ESVEI tackles structural issues that in recent years are increasing the vulnerability to external interference of democratic processes, taking Italy as a case study.
It aims at increasing awareness, initiating policy debates, and providing sensible, forward-looking policy recommendations in three domains that are central to democratic processes in modern societies, but that, due to inadequate regulations and poor practices, needlessly expose such processes to meddling:
social media and disinformation;
transparency of funding and lobbying;
Even as knowledge of social media’s unintended consequences spreads, the surveillance-based economic system underlying them is constantly expanding, and users may not fully understand the choices that they are making, argues @RonDeibert in Power 3.0: https://t.co/X8m8VXNYhL— Shanthi Kalathil (@ShanthiKalathil) 8 febbraio 2019
“It’s cheaper to open an internet troll farm than to build tanks and invest in sustainable economic growth. And if the Russians can cause so much damage with so little, others who see the United States as an enemy are sure to follow suit.”— Julia Davis (@JuliaDavisNews) 29 gennaio 2019
By @apolyakova https://t.co/POXleGsO0U
How are governments responding to social medial manipulation? ComProp researchers @sbradshaww, @lmneudert, @pnhoward have completed an analysis of recent legal and regulatory interventions.— ComProp Research (@polbots) 21 gennaio 2019
Read it on @STRATCOMCOE: https://t.co/MTvKVXtWSl pic.twitter.com/1xcJiObO5I
1/We still don’t have the data to untangle the causal role of news publishers, social media platforms, the economic incentives around clickbait, media literacy, education, policy, among myriad other possible factors. What is their relative importance? #causalinference #fatml https://t.co/AL1hwwpXZn— Dimitra (Mimie) Liotsiou (@mimieliotsiou) 16 novembre 2018
"Before they destroy political speech".— Fabio Chiusi (@fabiochiusi) December 4, 2018
I mean: seriously?
It’s instructive that by far the most common excuse people give for why they’re still on Facebook is “they’re holding my friends and family hostage”. It’s not “I think they’ll get better” or “actually, Facebook is great”. It’s “they’re making me choose between people and ethics”.— DHH (@dhh) 30 gennaio 2019
They are of course mimicking the language used by many democratic governments these days. Not good. https://t.co/iBlG23Iih3— Rebecca MacKinnon (@rmack) 10 gennaio 2019

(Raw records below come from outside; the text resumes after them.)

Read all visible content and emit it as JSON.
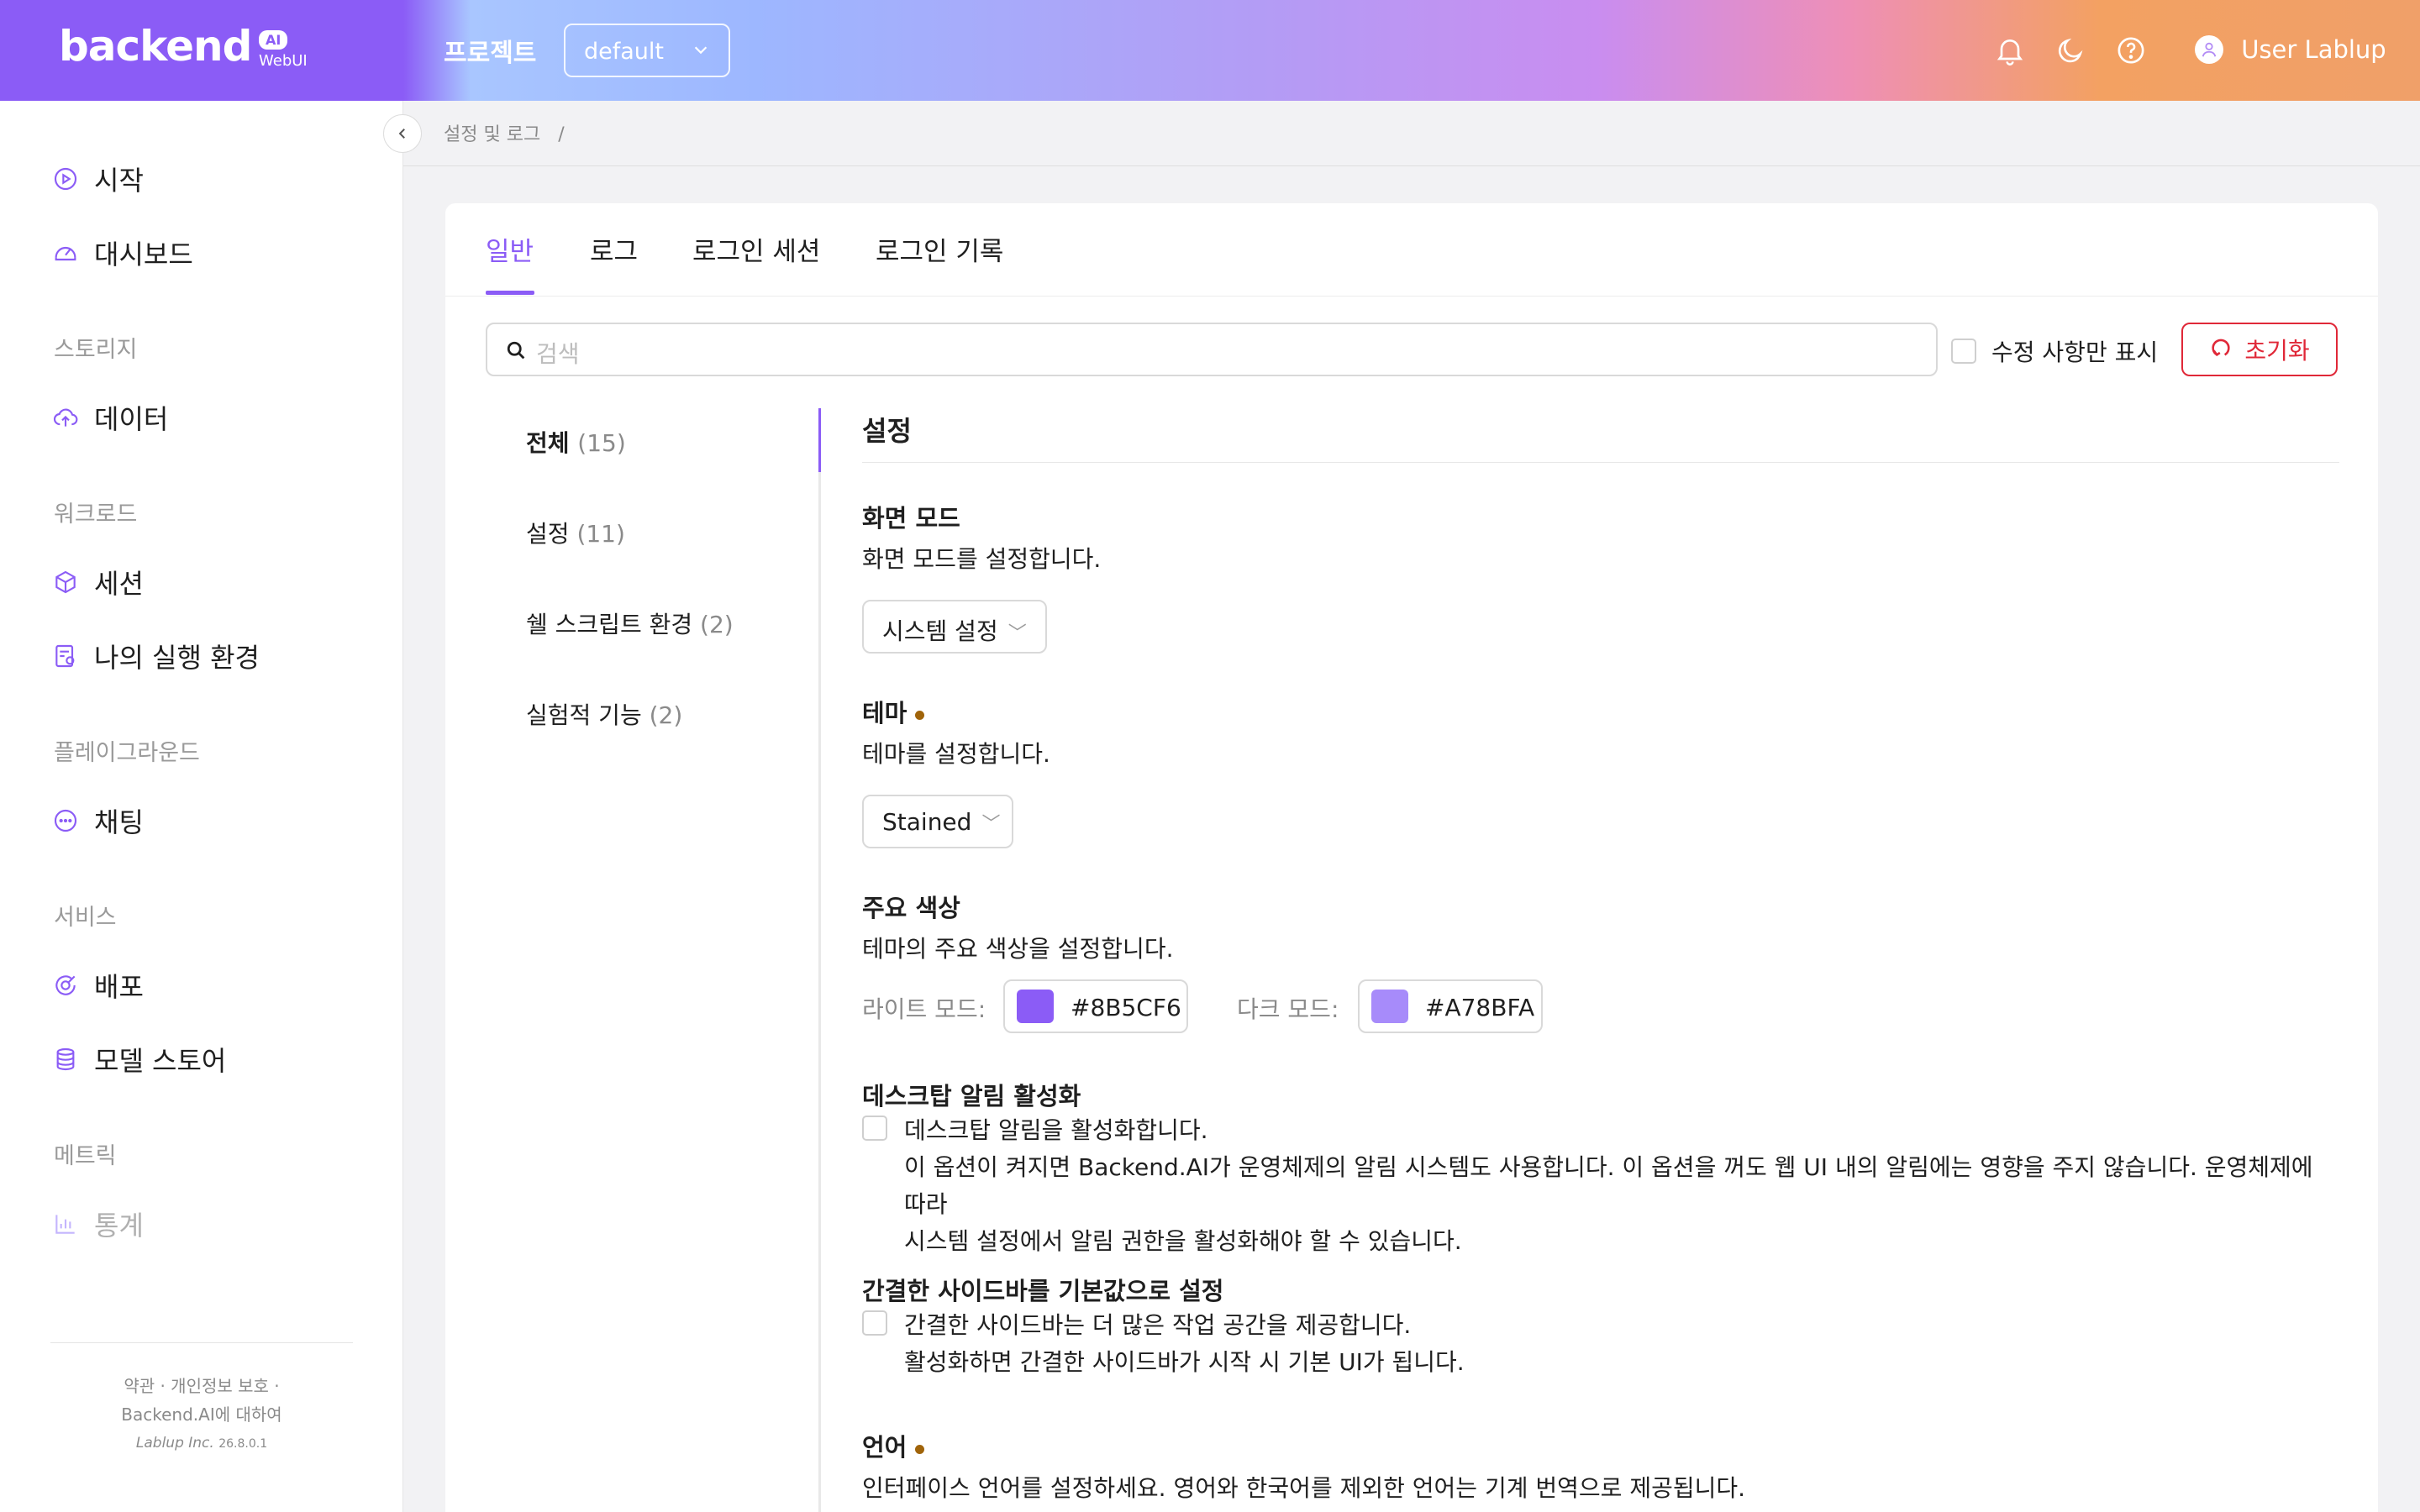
{
  "header": {
    "brand": "backend",
    "brand_badge": "AI",
    "brand_sub": "WebUI",
    "project_label": "프로젝트",
    "project_value": "default",
    "user_name": "User Lablup"
  },
  "sidebar": {
    "items": [
      {
        "label": "시작",
        "icon": "play-circle-icon"
      },
      {
        "label": "대시보드",
        "icon": "dashboard-icon"
      },
      {
        "label": "데이터",
        "icon": "cloud-upload-icon"
      },
      {
        "label": "세션",
        "icon": "cube-icon"
      },
      {
        "label": "나의 실행 환경",
        "icon": "environment-icon"
      },
      {
        "label": "채팅",
        "icon": "chat-icon"
      },
      {
        "label": "배포",
        "icon": "deploy-icon"
      },
      {
        "label": "모델 스토어",
        "icon": "database-icon"
      },
      {
        "label": "통계",
        "icon": "bar-chart-icon"
      }
    ],
    "groups": [
      "스토리지",
      "워크로드",
      "플레이그라운드",
      "서비스",
      "메트릭"
    ],
    "footer": {
      "links": "약관 · 개인정보 보호 ·",
      "about": "Backend.AI에 대하여",
      "company": "Lablup Inc.",
      "version": "26.8.0.1"
    }
  },
  "breadcrumb": {
    "items": "설정 및 로그",
    "separator": "/"
  },
  "tabs": [
    "일반",
    "로그",
    "로그인 세션",
    "로그인 기록"
  ],
  "search": {
    "placeholder": "검색"
  },
  "modified_only_label": "수정 사항만 표시",
  "reset_label": "초기화",
  "categories": [
    {
      "label": "전체",
      "count": "(15)"
    },
    {
      "label": "설정",
      "count": "(11)"
    },
    {
      "label": "쉘 스크립트 환경",
      "count": "(2)"
    },
    {
      "label": "실험적 기능",
      "count": "(2)"
    }
  ],
  "settings": {
    "section_title": "설정",
    "display_mode": {
      "title": "화면 모드",
      "desc": "화면 모드를 설정합니다.",
      "value": "시스템 설정"
    },
    "theme": {
      "title": "테마",
      "desc": "테마를 설정합니다.",
      "value": "Stained"
    },
    "primary_color": {
      "title": "주요 색상",
      "desc": "테마의 주요 색상을 설정합니다.",
      "light_label": "라이트 모드:",
      "light_value": "#8B5CF6",
      "dark_label": "다크 모드:",
      "dark_value": "#A78BFA"
    },
    "desktop_notification": {
      "title": "데스크탑 알림 활성화",
      "line1": "데스크탑 알림을 활성화합니다.",
      "line2": "이 옵션이 켜지면 Backend.AI가 운영체제의 알림 시스템도 사용합니다. 이 옵션을 꺼도 웹 UI 내의 알림에는 영향을 주지 않습니다. 운영체제에 따라",
      "line3": "시스템 설정에서 알림 권한을 활성화해야 할 수 있습니다."
    },
    "compact_sidebar": {
      "title": "간결한 사이드바를 기본값으로 설정",
      "line1": "간결한 사이드바는 더 많은 작업 공간을 제공합니다.",
      "line2": "활성화하면 간결한 사이드바가 시작 시 기본 UI가 됩니다."
    },
    "language": {
      "title": "언어",
      "desc": "인터페이스 언어를 설정하세요. 영어와 한국어를 제외한 언어는 기계 번역으로 제공됩니다."
    }
  },
  "colors": {
    "accent": "#8B5CF6",
    "danger": "#E02838",
    "modified_dot": "#A0640A"
  }
}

#Russia's state TV:— Julia Davis (@JuliaDavisNews) 28 dicembre 2018
Panelist points out that the leading countries of the world are now headed by the politicians with nationalist leanings, mentions Trump.
With sarcastic satisfaction, state TV host Evgeny Popov adds:
"Putin installed them. It's all thanks to our interference." pic.twitter.com/kkE19HiXev
So I was invited to speak at Google about "the elite charade of changing the world."— Anand Giridharadas (@AnandWrites) 20 ottobre 2018
I decided to bring up the topic no one wanted to discuss: Google being a monopoly that may need to be broken up.
That's when it got awkward.https://t.co/8mClIEJMVB pic.twitter.com/ultc021V0f
Here is a quantitative study showing that "Fake News" likely has less impact on voting than once expected, and that we should be more wary of "elite misinformation".— Alex Stamos (@alexstamos) February 7, 2019
I'm sure this will get as much coverage in the NY Times and WaPo as all the non-quantitative OpEds they've run. https://t.co/qWY0f4arLA
The project ESVEI is supported in part by a grant from the Foundation Open Society Institute in cooperation with the OSIFE of the Open Society Foundations. The contents of this publication are the sole responsibility of Osservatorio Balcani e Caucaso Transeuropa.